This was the first year we’ve done actual standardized testing with my boys.
In the past, we’ve always taken the teacher based assessment option that Washington state allows homeschoolers. It has worked well, shown what they know, and the reports we get back from the assessment company, Family Learning, have been very helpful for planning.
This year, I decided it was time for them to try a regular standardized test.
They are 7th and 9th graders, so they “should” be taking a standardized test, right? I had visions of them going to a group testing, spending the days quietly reading and filling in the bubbles along with a couple dozen of their peers. They would be wonderful test takers and their tests would give an accurate picture of what they know.
Then I woke up from the dream and realized there was simply NO way that was happening. Not the long days. Not the sitting. Not the filling. Did I say not the sitting?
Just. Not. Happening.
My boys speak the language of mice and screens, pixels and radio buttons. Thankfully, the Stanford 10 is available online through Seton Testing as well as through Abeka! A pencil and paper fill-in-the-bubble test isn’t something we HAVE to do.
Registering was a matter of choosing a preferred testing date and paying the fee. A return email assigned a testing date, which turned out to be about 10 days later than I had requested but worked out fine.
Testing took place over two days, untimed but for the window of 9-5 Eastern time on the test days. The sections assigned for the first day had to be completed by 5pm Eastern (2:00 my time, eek!) Day 2 was the same.
The open testing time gave the day a low-pressure feel, which was nice. They were able to take breaks between each test throughout the day, so the sitting part was made much easier for D1. The testing days were much less awful than I thought they were going to be.

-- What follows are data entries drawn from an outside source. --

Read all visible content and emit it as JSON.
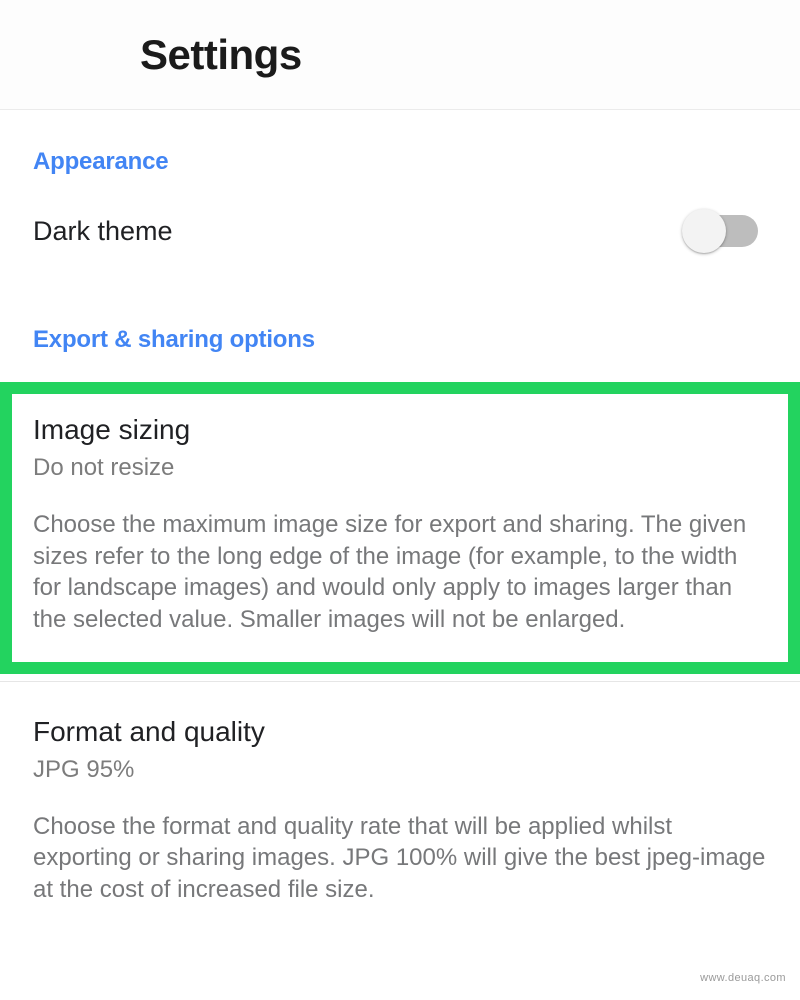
{
  "appbar": {
    "title": "Settings"
  },
  "colors": {
    "accent_blue": "#4285f4",
    "highlight_green": "#23d35f",
    "title_text": "#202124",
    "secondary_text": "#77787a",
    "switch_track_off": "#bdbdbd",
    "switch_thumb": "#f3f3f3"
  },
  "sections": {
    "appearance": {
      "header": "Appearance",
      "dark_theme": {
        "label": "Dark theme",
        "state": "off"
      }
    },
    "export_sharing": {
      "header": "Export & sharing options",
      "image_sizing": {
        "title": "Image sizing",
        "value": "Do not resize",
        "description": "Choose the maximum image size for export and sharing. The given sizes refer to the long edge of the image (for example, to the width for landscape images) and would only apply to images larger than the selected value. Smaller images will not be enlarged.",
        "highlighted": true
      },
      "format_quality": {
        "title": "Format and quality",
        "value": "JPG 95%",
        "description": "Choose the format and quality rate that will be applied whilst exporting or sharing images. JPG 100% will give the best jpeg-image at the cost of increased file size."
      }
    }
  },
  "watermark": "www.deuaq.com"
}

Test results came back just two short days later! I was happy and nervous about them, of course. They didn’t do what I would call AMAZING, but they didn’t do terribly either. Except that D2 somehow managed to skip ALL the language arts sections but one. He has no idea how he did that, nor do I. Ah well, what’s done is done.
The scoring was explained and really I didn’t learn a whole lot that I didn’t already know. The important thing is that we met that requirement and it’s done now. The results are mine to use, ignore, treasure or scorn. I haven’t quite decided which yet.